So many people today, especially young people, really want to believe in God. But people affiliated with the New Atheism movement, who believe that science and religion are incompatible, have come to their attention through the Internet or social media and subverted their faith. Thirty-two percent of practicing Catholic youth will leave and become unbelievers because they think there’s no evidence for God from science and philosophy. So I’ve tried to give them the evidence that’s out there.
For instance, I talk about individuals who have had near-death experiences—even people who were blind seeing for the first time—and that prompts readers to say, “Maybe we do have a soul.” And so they begin searching.
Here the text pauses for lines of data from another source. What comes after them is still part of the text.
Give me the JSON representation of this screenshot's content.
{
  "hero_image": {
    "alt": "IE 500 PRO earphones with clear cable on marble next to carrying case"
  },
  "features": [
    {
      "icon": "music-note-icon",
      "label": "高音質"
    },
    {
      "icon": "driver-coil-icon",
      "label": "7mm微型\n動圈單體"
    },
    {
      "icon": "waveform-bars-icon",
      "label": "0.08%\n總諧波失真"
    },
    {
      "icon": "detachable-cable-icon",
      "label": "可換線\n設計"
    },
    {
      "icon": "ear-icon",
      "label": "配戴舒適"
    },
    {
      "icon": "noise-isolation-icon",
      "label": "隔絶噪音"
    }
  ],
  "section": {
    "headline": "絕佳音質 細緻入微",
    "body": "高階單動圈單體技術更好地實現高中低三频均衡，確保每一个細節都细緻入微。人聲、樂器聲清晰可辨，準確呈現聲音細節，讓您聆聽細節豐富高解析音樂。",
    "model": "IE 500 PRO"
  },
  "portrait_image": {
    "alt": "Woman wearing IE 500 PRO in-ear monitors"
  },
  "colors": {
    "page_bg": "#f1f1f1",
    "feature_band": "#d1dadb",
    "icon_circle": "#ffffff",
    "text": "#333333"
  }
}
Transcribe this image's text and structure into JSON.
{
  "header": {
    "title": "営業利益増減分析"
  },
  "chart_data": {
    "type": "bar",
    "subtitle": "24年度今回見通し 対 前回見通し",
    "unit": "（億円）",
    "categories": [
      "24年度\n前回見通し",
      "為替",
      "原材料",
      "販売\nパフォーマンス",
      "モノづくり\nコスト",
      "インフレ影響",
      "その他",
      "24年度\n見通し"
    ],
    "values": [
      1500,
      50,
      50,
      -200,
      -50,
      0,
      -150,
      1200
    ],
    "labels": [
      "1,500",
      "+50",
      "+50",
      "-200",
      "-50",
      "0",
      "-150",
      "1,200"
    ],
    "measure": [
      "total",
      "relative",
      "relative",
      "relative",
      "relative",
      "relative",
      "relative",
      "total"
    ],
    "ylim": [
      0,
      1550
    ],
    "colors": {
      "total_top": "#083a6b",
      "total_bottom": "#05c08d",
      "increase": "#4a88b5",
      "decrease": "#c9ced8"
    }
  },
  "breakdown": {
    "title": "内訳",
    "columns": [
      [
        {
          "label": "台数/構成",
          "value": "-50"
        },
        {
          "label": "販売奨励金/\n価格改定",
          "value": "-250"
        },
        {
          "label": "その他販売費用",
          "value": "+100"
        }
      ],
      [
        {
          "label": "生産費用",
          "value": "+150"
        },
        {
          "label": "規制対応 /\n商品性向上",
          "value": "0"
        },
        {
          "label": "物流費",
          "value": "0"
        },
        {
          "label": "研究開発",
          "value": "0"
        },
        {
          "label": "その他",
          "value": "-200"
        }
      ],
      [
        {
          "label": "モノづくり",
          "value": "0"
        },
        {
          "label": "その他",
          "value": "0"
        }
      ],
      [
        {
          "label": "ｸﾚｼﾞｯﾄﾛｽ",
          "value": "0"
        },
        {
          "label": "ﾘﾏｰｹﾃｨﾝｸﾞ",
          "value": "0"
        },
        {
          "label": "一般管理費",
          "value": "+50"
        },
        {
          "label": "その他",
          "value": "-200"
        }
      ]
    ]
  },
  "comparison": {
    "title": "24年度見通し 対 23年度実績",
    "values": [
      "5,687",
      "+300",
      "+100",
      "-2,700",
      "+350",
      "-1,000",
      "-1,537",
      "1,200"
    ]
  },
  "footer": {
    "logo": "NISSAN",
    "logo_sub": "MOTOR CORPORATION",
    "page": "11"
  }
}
Can you describe some of the resources you’ve created to help people looking for credible evidence of spiritual realities?
One of our goals at the Magis Center is to provide “comprehensive and systematic responses to restore, reconstruct, and revitalize belief in God.” So there are many articles and resources available there (magiscenter.com). And at credibleCatholic.com (which can also be accessed through the Magis Center website), I have posted videos that I call “7 Essential Modules,” which people can watch and discuss with friends and loved ones.
These resources are all there to spark discussion and thought about spiritual realities like the soul, the afterlife, and the existence of a loving God. But more than just foster discussion, I want to help people learn about the dignity of every human person, the significance of virtue, the way to happiness, and the real presence of Jesus Christ.
I hope your readers can find something in these sites that will help them in the task that we all share as believers: the call to become missionary disciples.
This interview was conducted and edited by Kathryn Elliott. Kathryn is the producer of a new podcast called Unaffiliated: The Search for God which can be found at unaffiliatedshow.com